The answer to that is – like Spelunky itself – seemingly simple yet deceptively complex. The game’s levels aren’t randomly generated at all, you see; they are procedurally generated. The end effect might appear to be the same – constantly refreshing layouts – but in formulating levels, Spelunky’s engine follows a few simple, but strict, rules that prevent them from descending into farce.
Each level is built out of 16 rooms, with the entrance at the top and the exit at the bottom. First the game ensures there’s a clear and accessible path from the entrance to the exit that doesn’t need bombs or ropes. Then it devises a set number of dead ends that won’t lead to the exit but which you might want to explore for treasure.
Then the game populates each room with treasure and obstacles, and it’s here that Yu sprinkles on the magic extra thick. Each room is made up of a preset number of templates – although you could play for hours (and if you let the game sink its hooks into you, you will play for hours) without noticing. That’s because the templates use what Yu calls ‘probabilistic tiles’ to ensure they look and play differently each time, without being impossible or illogical.
For example, the game might determine there’s a 33% chance of a spike pit lurking at the bottom of a long drop, or a 25% chance there’s a push block waiting for you at the top of a ladder. All these little rules and regulations intermingle to create consistently brilliant levels. Sure, some are much, much harder than others – but then, the luck of the draw is all part of the fun. Sometimes you’ll coast through an entire world without much aggro. Another time you’ll find a level cast in perpetual darkness and full of wasps.
Spelunky’s randomly (sorry, procedurally) generated worlds might not scale the difficulty upwards in the way we’re used to in conventional platformers, but within the game’s universe, it works. Even if a fiendish early design wipes out your supplies, there’s always hope the algorithm gods will smile upon you and conjure up generous layouts so you can restock. Whether a challenge is difficult or not, it’s impressive how organic the platforming can seem. In years of playing, I have generated thousands of configurations and not one was noticeably chiselled by machine rather than man.
But Spelunky’s most impressive trick is to make you feel fond of layouts you’ve never seen before and will never see again.
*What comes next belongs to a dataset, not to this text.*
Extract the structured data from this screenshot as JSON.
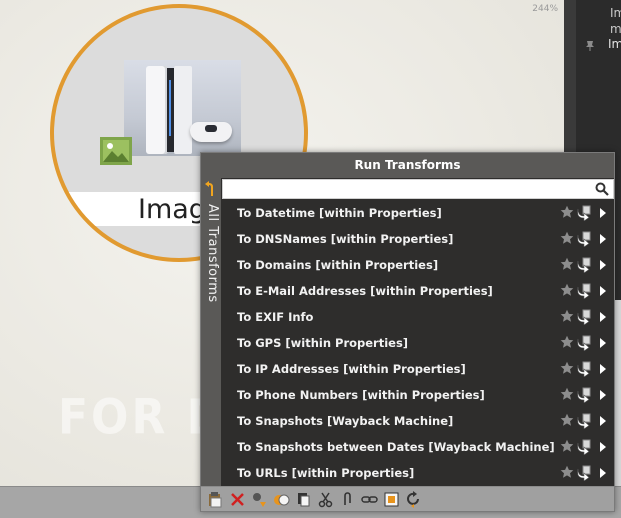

Every four levels, the worlds’ make-up changes; caves packed with bats and spiders make way for junglescapes filled with piranha ponds and spike-spewing totem poles. Survive that and you find yourself in an ice world where space is at a premium and careless heroes swiftly tumble into the abyss.
Each time you’ll find an ecosystem of moving parts that significantly changes the way you approach your descent, even if the base mechanics remain the same. Mastery of each world requires a drastically different tempo and mindset. It’s possible to bypass earlier worlds by fulfilling increasingly convoluted criteria for a tunnel digger. Yet you’ll find yourself deliberately revisiting conquered worlds to plunder them of items and riches, just as players used to revisit 1-1 or Sonic the Hedgehog’s Green Hill Zone to grow fat on extra lives.
A toast, then, to Spelunky, a game I initially thought would prove shallow. Instead, it became an obsession that has me delving deeper and deeper to unravel the intricacies of ever-shifting caverns. Four years on, there’s still no light at the end of the tunnel.
This article originally appeared in Xbox: The Official Magazine. For more great Xbox coverage, you can subscribe here.